Scott McCartney of the Wall Street Journal nominated Delta Air Lines as America’s best carrier of 2018. He backs it up with specific statistics, but I have two other reasons to believe it’s true.
First: the people on the phone. Every phone call I’ve made to Delta—admittedly not often—has connected me to someone who is unfailingly polite (“oh, my son loves ____”) and absolutely competent (“I’m going to move you and your baby because that particular aircraft doesn’t have an extra oxygen mask in that row”). Sometimes even a little too chatty, in that charming southern way. That is absolutely not typical of other airlines in the US.

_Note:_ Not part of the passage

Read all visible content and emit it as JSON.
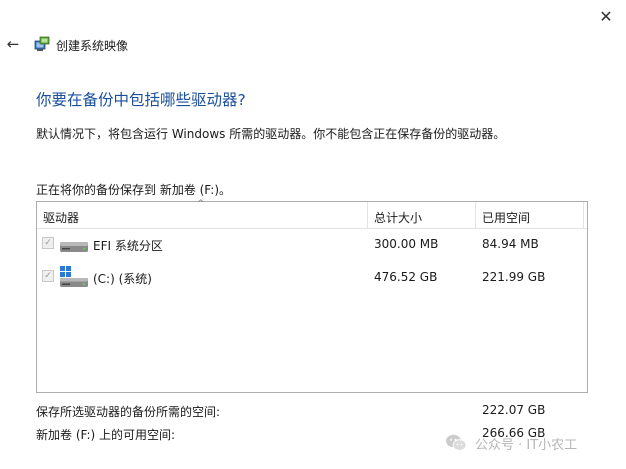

Second: employee autonomy. I also travel on a bunch of lower-cost carriers, and I’ve become accustomed to the notion that airline employees are slaves to the whims of some faraway machine with grander plans for us (inevitably referred to in conversation as “the computer”). Stuff goes wrong all the time in air travel. Senior employees of Delta appear empowered to do pretty much anything to correct problems. I’ve seen them rearrange seats, redirect luggage, and hold flights, but I wouldn’t be surprised if they were allowed to re-route planes. I can’t forget the time that my flight to a funeral was canceled, putting me on standby for the last conceivable flight that could actually make it in time. The replacement flight was sold-out, but with no more than a nod at me, the gate agent turned away a paying passenger in the final minutes of boarding so she could give me the seat. That is the kind of world you get to live in when humans are in charge.